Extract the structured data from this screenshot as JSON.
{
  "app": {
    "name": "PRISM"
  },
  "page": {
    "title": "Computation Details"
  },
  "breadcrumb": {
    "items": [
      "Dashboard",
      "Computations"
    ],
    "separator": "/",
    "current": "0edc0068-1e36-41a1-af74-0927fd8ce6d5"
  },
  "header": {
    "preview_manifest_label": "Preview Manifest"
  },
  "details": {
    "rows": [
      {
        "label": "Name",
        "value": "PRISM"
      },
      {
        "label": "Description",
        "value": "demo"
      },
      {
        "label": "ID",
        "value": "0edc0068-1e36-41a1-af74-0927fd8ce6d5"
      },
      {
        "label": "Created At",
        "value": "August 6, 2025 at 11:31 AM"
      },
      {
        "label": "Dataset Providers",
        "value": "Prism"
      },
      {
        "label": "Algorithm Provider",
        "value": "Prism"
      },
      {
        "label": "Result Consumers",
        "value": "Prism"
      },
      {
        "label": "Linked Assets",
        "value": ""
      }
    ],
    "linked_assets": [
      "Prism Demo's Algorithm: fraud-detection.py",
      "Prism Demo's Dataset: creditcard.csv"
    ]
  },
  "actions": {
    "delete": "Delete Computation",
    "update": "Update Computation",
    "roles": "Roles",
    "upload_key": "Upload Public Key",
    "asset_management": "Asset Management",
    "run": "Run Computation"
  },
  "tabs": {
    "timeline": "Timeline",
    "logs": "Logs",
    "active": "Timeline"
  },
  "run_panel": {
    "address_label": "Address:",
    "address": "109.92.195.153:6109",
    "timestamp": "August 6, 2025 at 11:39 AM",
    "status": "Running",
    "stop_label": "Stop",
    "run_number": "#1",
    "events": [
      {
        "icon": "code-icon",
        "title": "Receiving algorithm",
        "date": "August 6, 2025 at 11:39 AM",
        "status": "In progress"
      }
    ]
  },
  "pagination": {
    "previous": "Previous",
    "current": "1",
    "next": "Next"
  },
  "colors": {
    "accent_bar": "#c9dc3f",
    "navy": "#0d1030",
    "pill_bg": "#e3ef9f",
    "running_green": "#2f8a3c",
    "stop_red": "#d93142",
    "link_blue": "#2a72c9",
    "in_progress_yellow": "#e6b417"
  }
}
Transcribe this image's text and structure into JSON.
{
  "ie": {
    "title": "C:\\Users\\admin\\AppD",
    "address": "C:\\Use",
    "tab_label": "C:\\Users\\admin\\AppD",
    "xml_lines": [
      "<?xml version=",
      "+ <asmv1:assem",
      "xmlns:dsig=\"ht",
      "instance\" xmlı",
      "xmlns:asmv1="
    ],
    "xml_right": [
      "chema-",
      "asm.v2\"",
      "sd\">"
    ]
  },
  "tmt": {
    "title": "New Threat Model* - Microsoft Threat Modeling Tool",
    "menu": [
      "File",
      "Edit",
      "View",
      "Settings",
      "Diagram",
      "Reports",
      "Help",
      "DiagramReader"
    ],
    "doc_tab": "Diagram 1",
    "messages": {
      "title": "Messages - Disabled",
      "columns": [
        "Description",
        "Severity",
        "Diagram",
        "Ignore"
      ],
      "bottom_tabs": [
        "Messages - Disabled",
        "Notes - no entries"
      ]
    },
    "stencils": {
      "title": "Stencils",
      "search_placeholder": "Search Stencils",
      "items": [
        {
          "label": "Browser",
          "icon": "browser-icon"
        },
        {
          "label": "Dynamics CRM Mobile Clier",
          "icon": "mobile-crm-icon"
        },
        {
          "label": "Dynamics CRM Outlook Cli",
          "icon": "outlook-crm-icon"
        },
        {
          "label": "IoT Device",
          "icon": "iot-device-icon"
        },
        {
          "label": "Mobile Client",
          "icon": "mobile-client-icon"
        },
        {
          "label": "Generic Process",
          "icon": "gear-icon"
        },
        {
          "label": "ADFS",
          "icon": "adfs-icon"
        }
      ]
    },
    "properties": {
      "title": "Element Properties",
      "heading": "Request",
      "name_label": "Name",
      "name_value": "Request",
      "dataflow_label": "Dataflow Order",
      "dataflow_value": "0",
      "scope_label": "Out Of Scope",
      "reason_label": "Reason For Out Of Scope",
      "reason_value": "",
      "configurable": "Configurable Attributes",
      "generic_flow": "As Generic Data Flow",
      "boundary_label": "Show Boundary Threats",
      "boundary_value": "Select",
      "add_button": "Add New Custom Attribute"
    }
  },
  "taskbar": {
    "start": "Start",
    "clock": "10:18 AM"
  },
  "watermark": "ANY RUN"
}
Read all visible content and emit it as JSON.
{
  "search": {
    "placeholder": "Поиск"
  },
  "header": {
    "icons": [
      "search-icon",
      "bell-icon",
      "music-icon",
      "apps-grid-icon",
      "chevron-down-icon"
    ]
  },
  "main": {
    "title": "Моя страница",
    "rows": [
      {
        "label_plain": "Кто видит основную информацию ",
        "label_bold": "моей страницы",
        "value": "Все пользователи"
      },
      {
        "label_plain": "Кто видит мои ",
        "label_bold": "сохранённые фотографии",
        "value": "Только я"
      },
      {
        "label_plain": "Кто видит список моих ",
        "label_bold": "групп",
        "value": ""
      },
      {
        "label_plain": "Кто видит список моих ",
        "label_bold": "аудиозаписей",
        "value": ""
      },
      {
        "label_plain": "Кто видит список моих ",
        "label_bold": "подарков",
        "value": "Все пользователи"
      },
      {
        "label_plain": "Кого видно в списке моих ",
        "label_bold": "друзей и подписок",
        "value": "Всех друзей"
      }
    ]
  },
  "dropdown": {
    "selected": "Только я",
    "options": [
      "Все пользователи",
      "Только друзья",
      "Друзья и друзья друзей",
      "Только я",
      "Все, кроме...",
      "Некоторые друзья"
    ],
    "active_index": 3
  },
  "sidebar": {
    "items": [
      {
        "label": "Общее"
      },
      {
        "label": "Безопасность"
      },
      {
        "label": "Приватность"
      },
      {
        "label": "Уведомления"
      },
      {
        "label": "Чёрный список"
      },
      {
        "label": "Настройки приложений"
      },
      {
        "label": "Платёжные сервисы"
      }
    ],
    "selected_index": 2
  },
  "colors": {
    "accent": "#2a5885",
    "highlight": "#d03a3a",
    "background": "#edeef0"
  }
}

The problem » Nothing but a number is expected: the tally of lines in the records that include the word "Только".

Written solution » 4